Peter Svidler, the winner of the 2011 World Cup and the finalist of the 2015 World Cup, grabbed a good-looking win over Jorden van Foreest with the white pieces.

At 47, Svidler later confessed that he prefers not to prepare too much before facing young opponents, since it is almost impossible to predict what they will play. The strategy worked wonders against an over-optimistic Van Foreest on Saturday, as shown by IM Robert Ris in his video below.

Round 3 games - Open

Replay games from all round at

Women’s: A good day for the Muzychuk sisters

The women’s section saw 7 (out of 16) games ending decisively, with no big upsets on the third round’s first day of play.

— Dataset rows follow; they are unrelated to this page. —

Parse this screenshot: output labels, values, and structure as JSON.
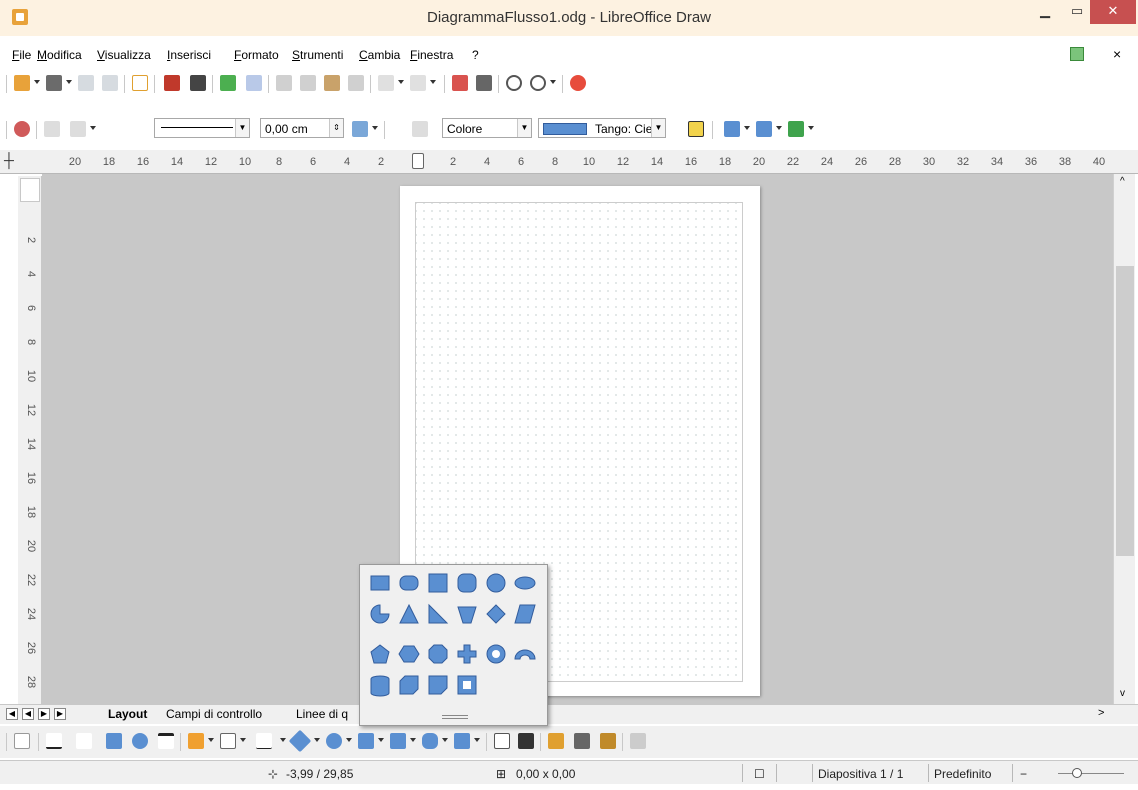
{
  "window": {
    "title": "DiagrammaFlusso1.odg - LibreOffice Draw",
    "min_icon": "minimize-icon",
    "max_icon": "maximize-icon",
    "close_icon": "close-icon"
  },
  "menu": {
    "items": [
      "File",
      "Modifica",
      "Visualizza",
      "Inserisci",
      "Formato",
      "Strumenti",
      "Cambia",
      "Finestra",
      "?"
    ],
    "close_glyph": "×"
  },
  "line_toolbar": {
    "width_value": "0,00 cm",
    "area_style": "Colore",
    "area_color_name": "Tango: Cie",
    "area_color": "#5a8fd1"
  },
  "ruler": {
    "h_labels": [
      "20",
      "18",
      "16",
      "14",
      "12",
      "10",
      "8",
      "6",
      "4",
      "2",
      "2",
      "4",
      "6",
      "8",
      "10",
      "12",
      "14",
      "16",
      "18",
      "20",
      "22",
      "24",
      "26",
      "28",
      "30",
      "32",
      "34",
      "36",
      "38",
      "40"
    ],
    "v_labels": [
      "2",
      "4",
      "6",
      "8",
      "10",
      "12",
      "14",
      "16",
      "18",
      "20",
      "22",
      "24",
      "26",
      "28"
    ]
  },
  "tabs": [
    "Layout",
    "Campi di controllo",
    "Linee di q"
  ],
  "status": {
    "position": "-3,99 / 29,85",
    "size": "0,00 x 0,00",
    "slide": "Diapositiva 1 / 1",
    "layout": "Predefinito"
  },
  "colors": {
    "shape_fill": "#5a8fd1",
    "shape_stroke": "#325c9c",
    "titlebar": "#fdf2e1",
    "close_red": "#c75050"
  }
}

Among the winners were second seed Aleksandra Goryachkina and eighth seed Mariya Muzychuk. Also noteworthy is the fact that 17-year-old Eline Roebers from the Netherlands has so far won all five of her games in Baku. Yesterday, she got the better of Klaudia Kulon. 

The full list of decisive results:

  • Mariya Muzychuk (Ukraine, 2511) beat Vaishali Rameshbabu (India, 2431)
  • Medina Aulia (Indonesia, 2355) beat Alina Bivol (FIDE, 2371)
  • Nurgyul Salimova (Bulgaria, 2409) beat Mary Ann Gomes (India, 2326)
  • Bella Khotenashvili (Georgia, 2475) beat Meri Arabidze (Georgia, 2451)
  • Eline Roebers (Netherlands, 2419) beat Klaudia Kulon (Poland, 2331)
  • Nino Batsiashvili (Georgia, 2474) beat Zhao Xue (China, 2457)
  • Aleksandra Goryachkina (FIDE, 2557) beat Divya Deshmukh (India, 2400)

Alexandra Kosteniuk

Alexandra Kosteniuk is facing Teodora Injac in round 3 | Photo: FIDE / Stev Bonhage 

In an all-Ukrainian battle, Anna Muzychuk, Mariya’s sister, escaped with a draw from a losing rook endgame against Anna Ushenina.

White here wins with 52.Rh5, while the direct 52.h7, played by Ushenina, spoils the advantage (the opposite of what happened to Wojtaszek in the game shown above). After 52...Rb1+, there is no way for White to escape perpetual check without losing her rook on h2. Draw.

If both Muzychuk sisters advance to round 4, they will be paired against each other. In that case, we might see — hopefully not — a pair of quick draws in their classical encounters.

Mariya Muzychuk

Mariya Muzychuk | Photo: FIDE / Anna Shtourman

Round 3 games - Women’s

Replay games from all round at

Full schedule | Pairings and results

All games with computer analysis: Open | Women’s


Carlos Colodro is a Hispanic Philologist from Bolivia. He works as a freelance translator and writer since 2012. A lot of his work is done in chess-related texts, as the game is one of his biggest interests, along with literature and music.